Until the Inuit Impact and Benefit Agreement was signed, the site was managed in the spirit of the Nunavut Agreement through the Franklin Interim Advisory Committee. The Franklin Interim Advisory Committee was comprised of Inuit community members and representatives from the Kitikmeot Inuit Association, Inuit Heritage Trust, Government of Nunavut and the tourism industry, and provided valuable advice and collaboration on the management of the wrecks until now.
The locations of the Franklin Expedition vessels had been a mystery for over 150 years after Sir John Franklin and his crew went missing in 1846 while searching for a northwest passage. HMS Erebus was located in 2014 and HMS Terror was located in 2016.

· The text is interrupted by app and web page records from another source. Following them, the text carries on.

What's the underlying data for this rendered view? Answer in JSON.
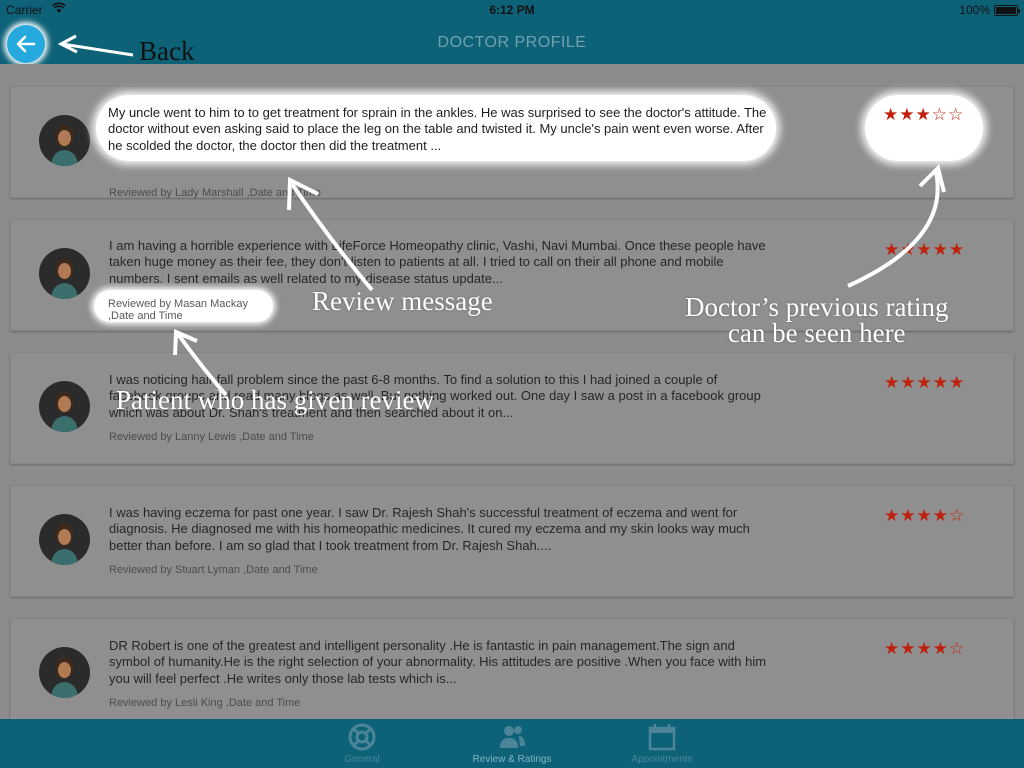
{
  "status_bar": {
    "carrier": "Carrier",
    "time": "6:12 PM",
    "battery": "100%"
  },
  "nav": {
    "title": "DOCTOR PROFILE"
  },
  "reviews": [
    {
      "text": "My uncle went to him to to get treatment for sprain in the ankles. He was surprised to see the doctor's attitude. The doctor without even asking said to place the leg on the table and twisted it. My uncle's pain went even worse. After he scolded the doctor, the doctor then did the treatment ...",
      "reviewer": "Reviewed by Lady Marshall ,Date and Time",
      "stars": "★★★☆☆",
      "rating": 3
    },
    {
      "text": "I am having a horrible experience with LifeForce Homeopathy clinic, Vashi, Navi Mumbai. Once these people have taken huge money as their fee, they don't listen to patients at all. I tried to call on their all phone and mobile numbers. I sent emails as well related to my disease status update...",
      "reviewer": "Reviewed by Masan Mackay ,Date and Time",
      "stars": "★★★★★",
      "rating": 5
    },
    {
      "text": "I was noticing hair fall problem since the past 6-8 months. To find a solution to this I had joined a couple of facebook groups and read many blogs as well. But nothing worked out. One day I saw a post in a facebook group which was about Dr. Shah's treatment and then searched about it on...",
      "reviewer": "Reviewed by Lanny Lewis ,Date and Time",
      "stars": "★★★★★",
      "rating": 5
    },
    {
      "text": "I was having eczema for past one year. I saw Dr. Rajesh Shah's successful treatment of eczema and went for diagnosis. He diagnosed me with his homeopathic medicines. It cured my eczema and my skin looks way much better than before. I am so glad that I took treatment from Dr. Rajesh Shah....",
      "reviewer": "Reviewed by Stuart Lyman ,Date and Time",
      "stars": "★★★★☆",
      "rating": 4
    },
    {
      "text": "DR Robert is one of the greatest and intelligent personality .He is fantastic in pain management.The sign and symbol of humanity.He is the right selection of your abnormality. His attitudes are positive .When you face with him you will feel perfect .He writes only those lab tests which is...",
      "reviewer": "Reviewed by Lesli King ,Date and Time",
      "stars": "★★★★☆",
      "rating": 4
    }
  ],
  "annotations": {
    "back": "Back",
    "review_message": "Review message",
    "patient": "Patient who has given review",
    "rating_line1": "Doctor’s previous rating",
    "rating_line2": "can be seen here"
  },
  "tabs": [
    {
      "label": "General",
      "icon": "lifebuoy-icon"
    },
    {
      "label": "Review & Ratings",
      "icon": "users-icon"
    },
    {
      "label": "Appointments",
      "icon": "calendar-icon"
    }
  ],
  "colors": {
    "header": "#0e6278",
    "back_button": "#26a9df",
    "star": "#c0200e"
  }
}
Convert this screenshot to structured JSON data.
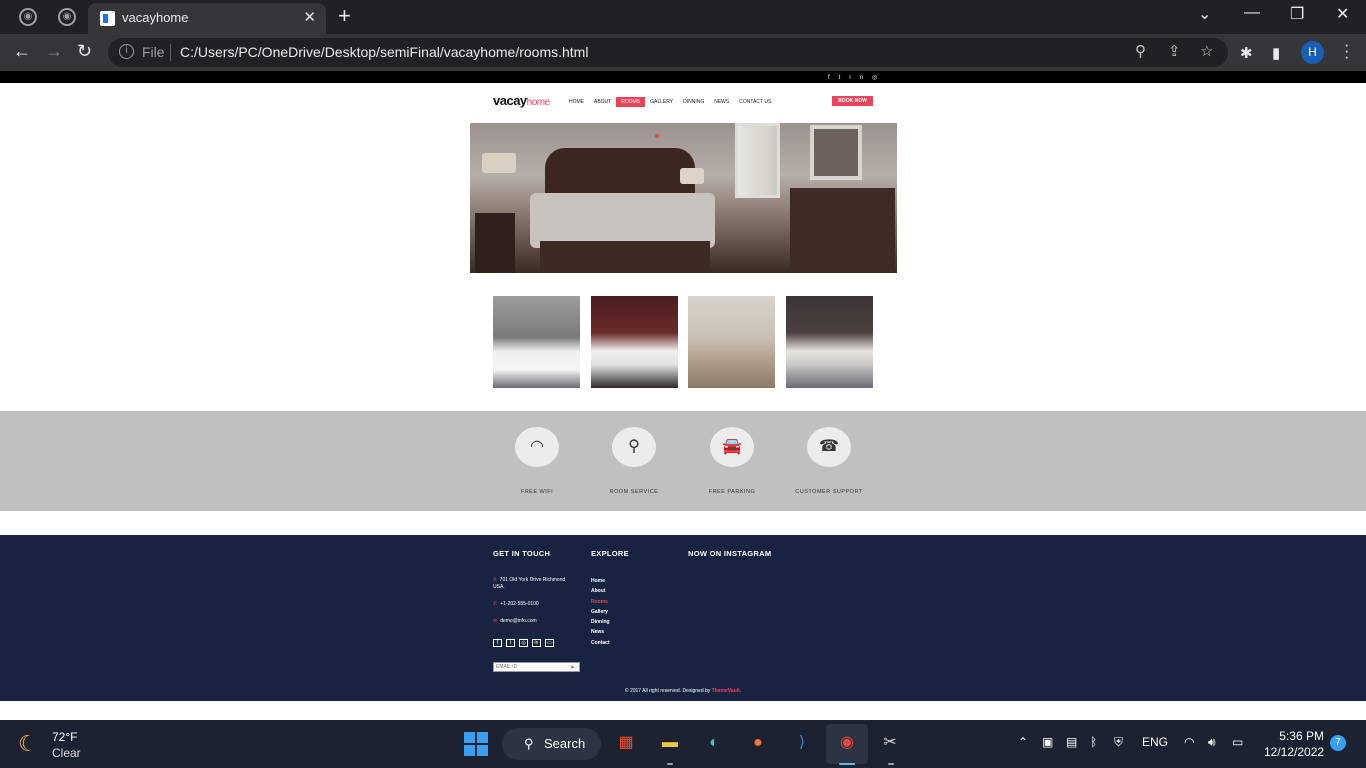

The wreck of HMS Erebus was added to the National Historic Sites of Canada Order in 2015, ensuring legal protection for the wreck under the Canada National Parks Act. HMS Terror was added in 2017, following the recommendation of the Franklin Interim Advisory Committee.
The sites of HMS Erebus and HMS Terror are not open to the public at this time and a permit is required to enter the protected areas; however, Parks Canada and the Nattilik Heritage Society are working to develop visitor experience activities that support the long-term protection of both wreck sites.
Inuit can access the site for traditional harvesting activities by way of the Nunavut Agreement.
Inuktitut version of the News Release
SOURCE Parks Canada
View original content: http://www.newswire.ca/en/releases/archive/March2023/23/c9139.html